By the end of last month, though, the Senate had successfully ushered the measure through to the next stage of deliberations on Capitol Hill. This despite the president’s concerns, expressed as follows in a “Statement of Administration Policy” about the bill on Nov. 17: “The administration objects to and has serious legal and policy concerns about many of the detainee provisions in the bill.”
On that note, let’s take a closer look at the objectionable aspects of the 2012 NDAA. These “detainee provisions” to which Obama’s camp was referring enable the indefinite detention, without trial, of U.S. citizens suspected of terrorism (Section 1031), and Section 1032 stipulates that the U.S. military detain suspected noncitizens. The New York Times broke it down thusly after the Senate’s initial vote on Nov. 29:
The New York Times:
The most disputed provision would require the government to place into military custody any suspected member of Al Qaeda or one of its allies connected to a plot against the United States or its allies. The provision would exempt American citizens, but would otherwise extend to arrests on United States soil. The executive branch could issue a waiver and keep such a prisoner in the civilian system.
A related provision would create a federal statute saying the government has the legal authority to keep people suspected of terrorism in military custody, indefinitely and without trial. It contains no exception for American citizens. It is intended to bolster the authorization to use military force against the perpetrators of the terrorist attacks of Sept. 11, 2001, which lawmakers enacted a decade ago.
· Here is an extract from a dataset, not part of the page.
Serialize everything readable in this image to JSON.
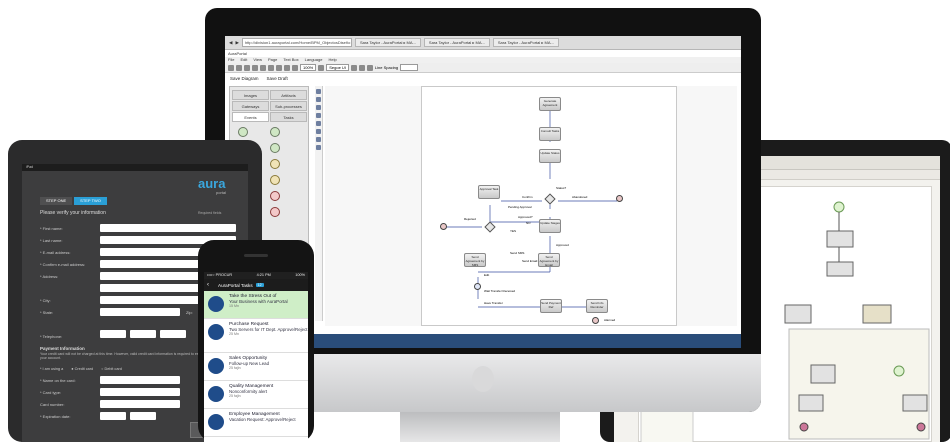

The next troubling moment in this scary saga happened Wednesday, when President Obama reneged on his veto threat and the bill sailed through the House with 65 percent of its members voting in favor of the NDAA with the detainee provisions intact. (Click here to see a series of handy pie charts documenting the bill’s progress.) Regardless of the efforts of organizations like the ACLU and the horror broadcast by “alternative” media outlets, many of them online, this story failed to have the impact it should have registered in the MSM and the public at large. Truthdig’s own Robert Scheer decried these developments in his column after Wednesday’s vote, interpreting the bill’s most objectionable portion and warning that it “assumes a permanent war against terrorism that extends the battlefield to our homeland.”
Even if President Obama couldn’t listen to the words of caution coming from the likes of Defense Secretary Leon Panetta and FBI chief Robert Mueller, 136 members of the House of Representatives registered their disapproval of the bill in its final go-round, and 13 senators joined them. Six Republican senators dissented, including Rand Paul and Jim DeMint, and an equal number of Democrats, including Al Franken and Dick Durbin, along with Independent Sen. Bernie Sanders. As for the House, the breakdown was 93 Democrats and 43 Republicans. Good to know they were pushing back against this alarming, and ultimately successful, assault on Americans’ most sacred rights, even when the president failed to do his part. —KA
Democratic Sen. Al Franken, left, voted against the NDAA while Republican Sen. Mark Kirk supported it.